Every record below is to be restated verbatim, though its images are not.

============================================================

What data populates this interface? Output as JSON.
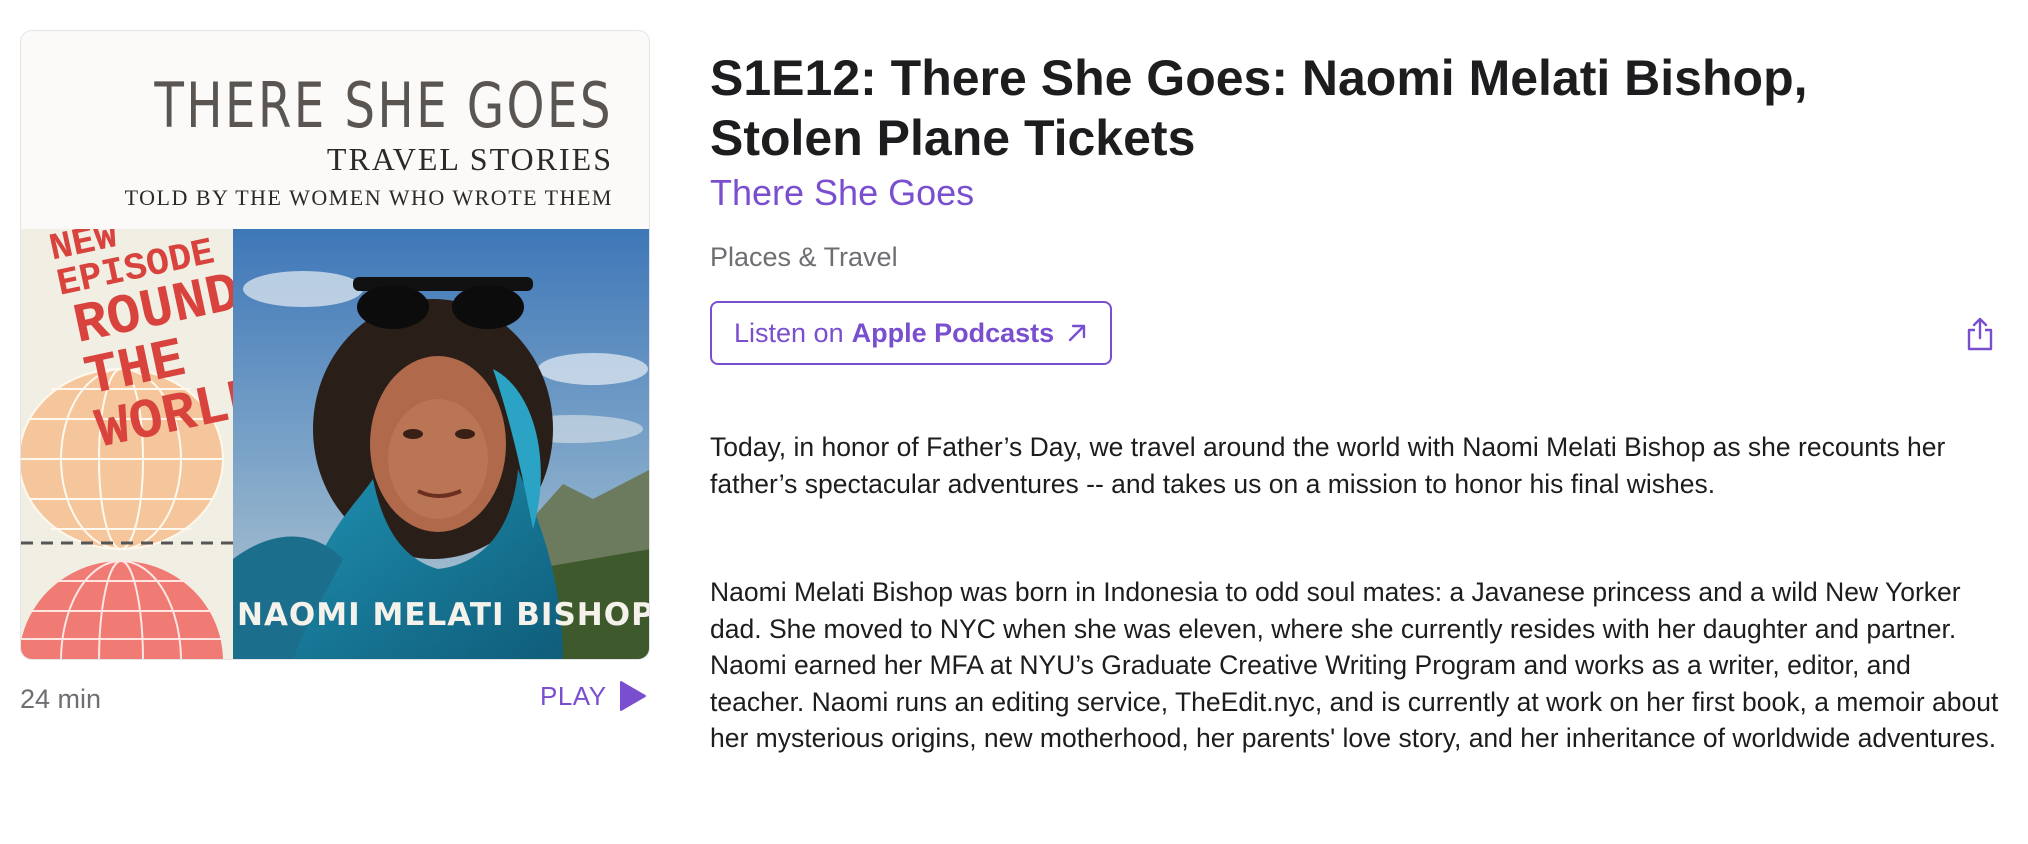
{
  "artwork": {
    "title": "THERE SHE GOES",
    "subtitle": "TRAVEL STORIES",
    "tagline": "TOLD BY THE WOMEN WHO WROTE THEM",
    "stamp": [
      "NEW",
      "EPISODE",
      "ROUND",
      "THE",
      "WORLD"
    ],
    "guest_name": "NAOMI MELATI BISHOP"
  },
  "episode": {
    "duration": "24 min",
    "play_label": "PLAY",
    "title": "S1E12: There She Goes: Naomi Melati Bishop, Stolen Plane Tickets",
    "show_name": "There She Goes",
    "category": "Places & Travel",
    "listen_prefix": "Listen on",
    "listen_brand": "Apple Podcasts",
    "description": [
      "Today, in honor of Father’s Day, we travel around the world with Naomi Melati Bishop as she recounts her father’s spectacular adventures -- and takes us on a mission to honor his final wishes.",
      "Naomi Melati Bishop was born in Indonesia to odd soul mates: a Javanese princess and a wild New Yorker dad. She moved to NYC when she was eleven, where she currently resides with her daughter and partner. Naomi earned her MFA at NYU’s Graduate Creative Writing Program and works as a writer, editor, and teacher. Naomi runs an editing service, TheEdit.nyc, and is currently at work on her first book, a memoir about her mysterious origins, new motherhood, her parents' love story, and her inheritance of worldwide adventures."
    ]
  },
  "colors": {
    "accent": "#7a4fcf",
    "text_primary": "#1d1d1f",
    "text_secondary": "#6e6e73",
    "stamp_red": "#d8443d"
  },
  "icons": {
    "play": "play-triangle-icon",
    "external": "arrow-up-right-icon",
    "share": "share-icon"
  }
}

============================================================

**Response**
What data populates this interface? Output as JSON.
{
  "artwork": {
    "title": "THERE SHE GOES",
    "subtitle": "TRAVEL STORIES",
    "tagline": "TOLD BY THE WOMEN WHO WROTE THEM",
    "stamp": [
      "NEW",
      "EPISODE",
      "ROUND",
      "THE",
      "WORLD"
    ],
    "guest_name": "NAOMI MELATI BISHOP"
  },
  "episode": {
    "duration": "24 min",
    "play_label": "PLAY",
    "title": "S1E12: There She Goes: Naomi Melati Bishop, Stolen Plane Tickets",
    "show_name": "There She Goes",
    "category": "Places & Travel",
    "listen_prefix": "Listen on",
    "listen_brand": "Apple Podcasts",
    "description": [
      "Today, in honor of Father’s Day, we travel around the world with Naomi Melati Bishop as she recounts her father’s spectacular adventures -- and takes us on a mission to honor his final wishes.",
      "Naomi Melati Bishop was born in Indonesia to odd soul mates: a Javanese princess and a wild New Yorker dad. She moved to NYC when she was eleven, where she currently resides with her daughter and partner. Naomi earned her MFA at NYU’s Graduate Creative Writing Program and works as a writer, editor, and teacher. Naomi runs an editing service, TheEdit.nyc, and is currently at work on her first book, a memoir about her mysterious origins, new motherhood, her parents' love story, and her inheritance of worldwide adventures."
    ]
  },
  "colors": {
    "accent": "#7a4fcf",
    "text_primary": "#1d1d1f",
    "text_secondary": "#6e6e73",
    "stamp_red": "#d8443d"
  },
  "icons": {
    "play": "play-triangle-icon",
    "external": "arrow-up-right-icon",
    "share": "share-icon"
  }
}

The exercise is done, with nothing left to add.